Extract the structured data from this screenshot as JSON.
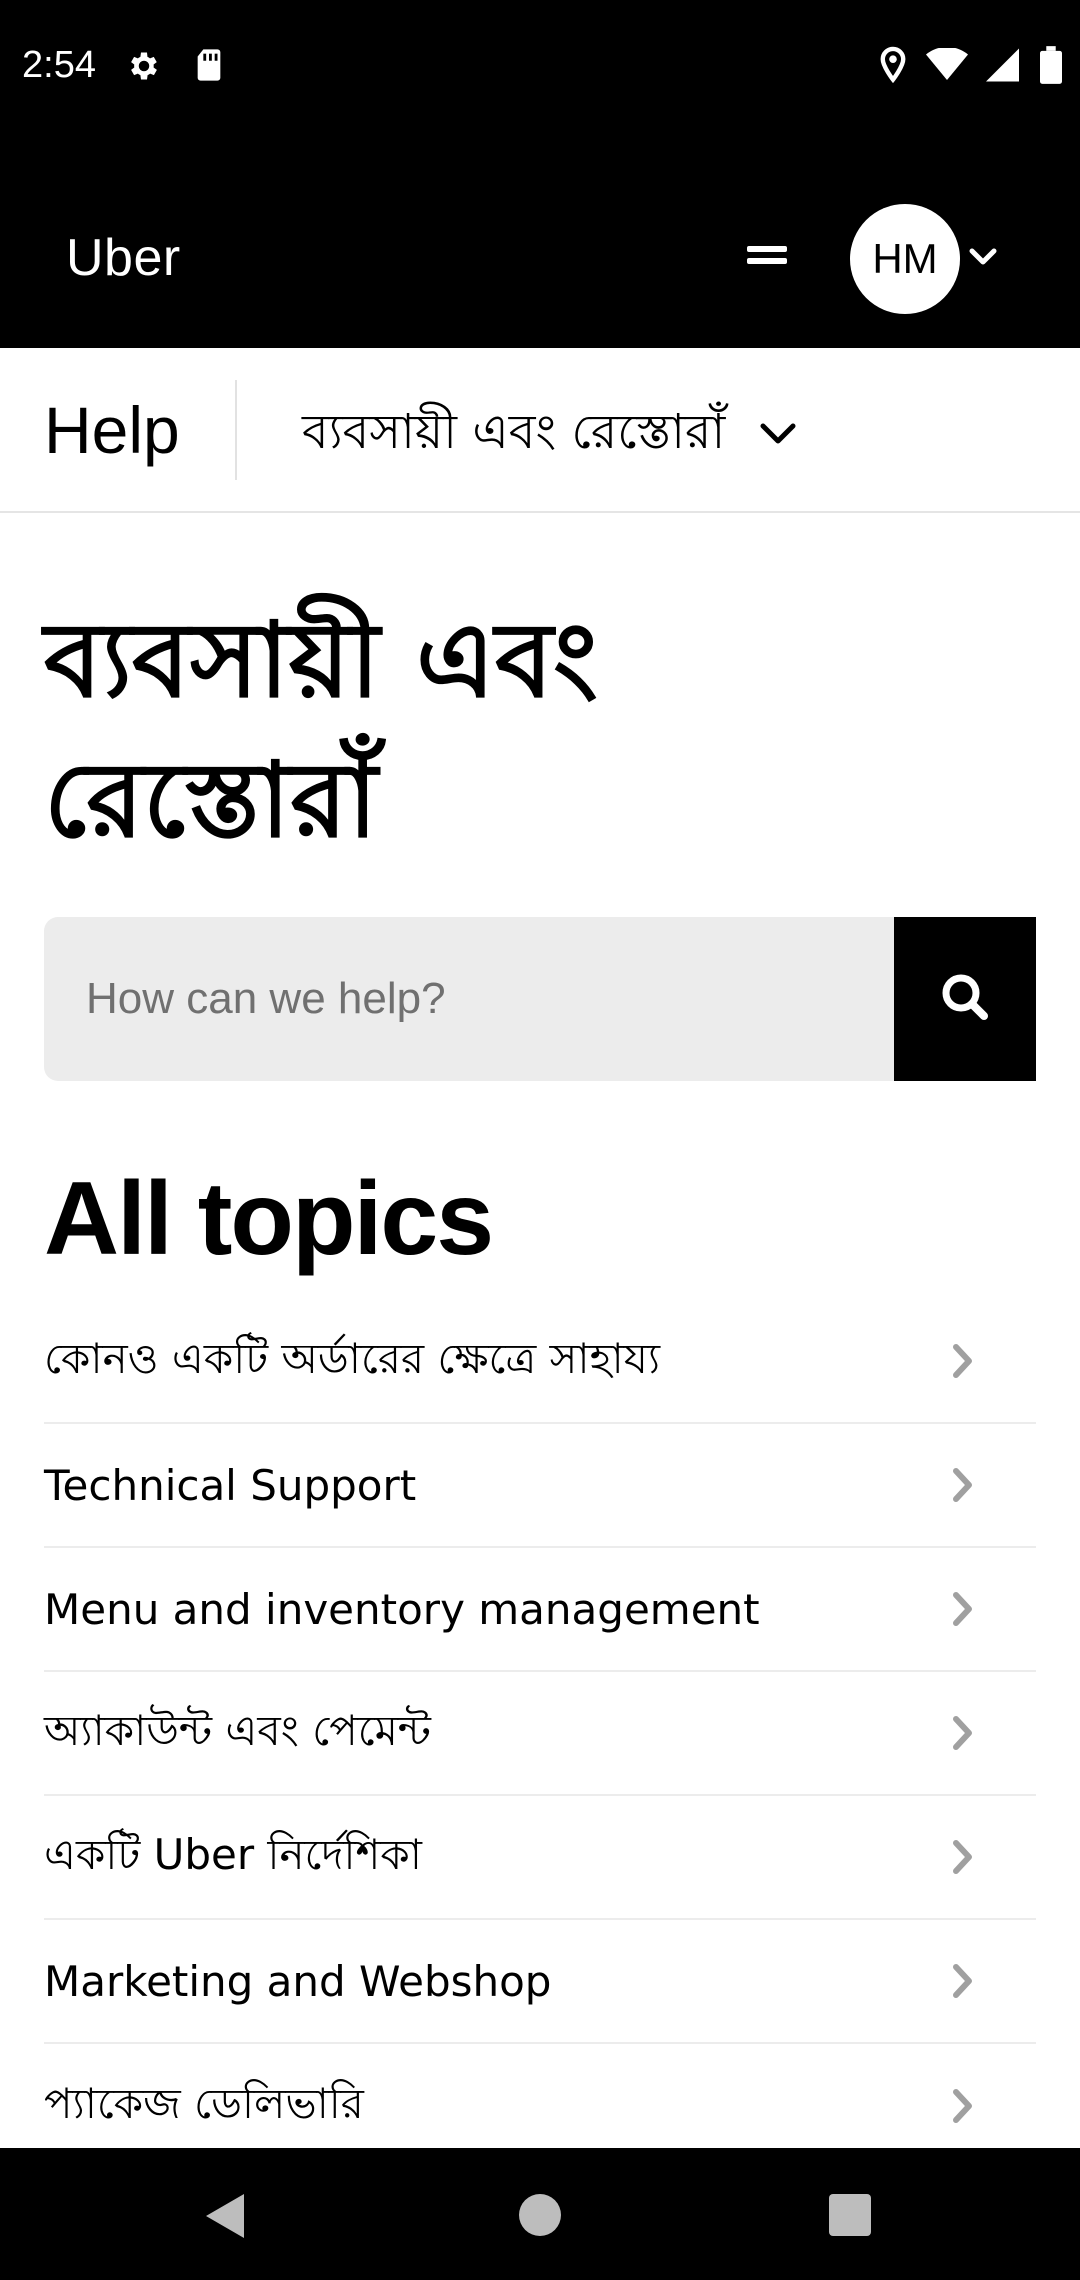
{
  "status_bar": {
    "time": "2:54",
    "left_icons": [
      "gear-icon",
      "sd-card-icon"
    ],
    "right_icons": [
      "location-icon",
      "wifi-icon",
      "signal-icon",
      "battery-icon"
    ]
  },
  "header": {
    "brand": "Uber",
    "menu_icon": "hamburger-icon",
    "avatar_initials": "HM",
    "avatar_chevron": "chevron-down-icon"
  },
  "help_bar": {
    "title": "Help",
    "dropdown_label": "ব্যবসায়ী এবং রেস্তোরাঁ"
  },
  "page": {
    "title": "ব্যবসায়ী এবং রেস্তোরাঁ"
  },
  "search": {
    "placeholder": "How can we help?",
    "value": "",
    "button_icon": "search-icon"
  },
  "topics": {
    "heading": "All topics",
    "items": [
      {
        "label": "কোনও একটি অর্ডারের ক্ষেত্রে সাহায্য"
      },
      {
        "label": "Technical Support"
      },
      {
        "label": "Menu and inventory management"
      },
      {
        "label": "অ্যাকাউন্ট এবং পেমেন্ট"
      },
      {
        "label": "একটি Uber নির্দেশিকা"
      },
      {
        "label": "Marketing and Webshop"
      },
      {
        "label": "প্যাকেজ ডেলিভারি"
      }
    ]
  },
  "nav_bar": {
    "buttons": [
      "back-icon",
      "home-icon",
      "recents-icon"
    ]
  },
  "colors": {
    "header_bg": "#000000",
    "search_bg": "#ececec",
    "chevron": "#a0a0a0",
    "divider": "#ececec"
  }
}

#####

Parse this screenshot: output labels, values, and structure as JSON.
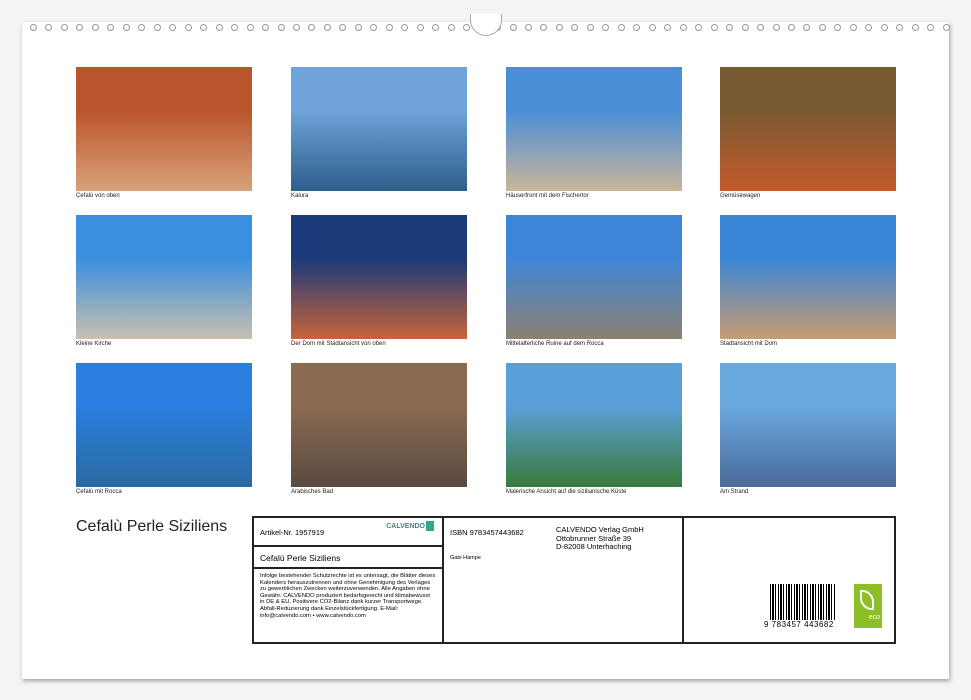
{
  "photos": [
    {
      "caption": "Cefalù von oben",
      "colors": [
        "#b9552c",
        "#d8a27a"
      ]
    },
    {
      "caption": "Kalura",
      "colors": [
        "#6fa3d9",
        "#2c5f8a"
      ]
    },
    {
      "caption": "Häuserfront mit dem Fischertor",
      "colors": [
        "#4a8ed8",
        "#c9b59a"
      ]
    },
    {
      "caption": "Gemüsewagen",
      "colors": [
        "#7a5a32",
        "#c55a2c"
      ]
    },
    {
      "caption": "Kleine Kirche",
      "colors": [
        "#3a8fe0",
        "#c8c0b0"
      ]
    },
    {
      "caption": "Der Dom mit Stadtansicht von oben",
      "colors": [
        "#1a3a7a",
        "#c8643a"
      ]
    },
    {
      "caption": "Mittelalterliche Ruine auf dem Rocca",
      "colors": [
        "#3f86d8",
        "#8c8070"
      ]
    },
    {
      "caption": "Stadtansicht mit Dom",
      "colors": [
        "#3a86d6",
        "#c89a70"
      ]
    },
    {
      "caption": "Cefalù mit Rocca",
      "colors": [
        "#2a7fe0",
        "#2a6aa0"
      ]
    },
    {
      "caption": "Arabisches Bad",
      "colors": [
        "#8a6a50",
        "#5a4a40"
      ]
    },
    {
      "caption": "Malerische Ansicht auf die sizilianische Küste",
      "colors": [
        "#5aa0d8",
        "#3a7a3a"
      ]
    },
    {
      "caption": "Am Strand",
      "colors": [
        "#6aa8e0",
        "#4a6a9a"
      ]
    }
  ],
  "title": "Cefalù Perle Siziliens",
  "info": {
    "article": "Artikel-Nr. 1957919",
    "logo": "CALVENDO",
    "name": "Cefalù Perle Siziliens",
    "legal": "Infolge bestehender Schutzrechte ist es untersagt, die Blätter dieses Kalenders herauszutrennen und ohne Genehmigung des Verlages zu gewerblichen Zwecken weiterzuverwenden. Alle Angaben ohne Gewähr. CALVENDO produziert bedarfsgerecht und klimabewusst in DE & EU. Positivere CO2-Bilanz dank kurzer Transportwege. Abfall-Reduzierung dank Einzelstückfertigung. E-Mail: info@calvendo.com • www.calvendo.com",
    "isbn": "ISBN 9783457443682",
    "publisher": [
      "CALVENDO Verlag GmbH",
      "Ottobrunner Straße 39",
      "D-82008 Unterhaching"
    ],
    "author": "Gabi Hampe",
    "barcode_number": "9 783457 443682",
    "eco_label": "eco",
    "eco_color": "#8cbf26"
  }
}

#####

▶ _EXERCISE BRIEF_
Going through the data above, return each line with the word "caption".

▶ _EXERCISE RESULT_
      "caption": "Cefalù von oben",
      "caption": "Kalura",
      "caption": "Häuserfront mit dem Fischertor",
      "caption": "Gemüsewagen",
      "caption": "Kleine Kirche",
      "caption": "Der Dom mit Stadtansicht von oben",
      "caption": "Mittelalterliche Ruine auf dem Rocca",
      "caption": "Stadtansicht mit Dom",
      "caption": "Cefalù mit Rocca",
      "caption": "Arabisches Bad",
      "caption": "Malerische Ansicht auf die sizilianische Küste",
      "caption": "Am Strand",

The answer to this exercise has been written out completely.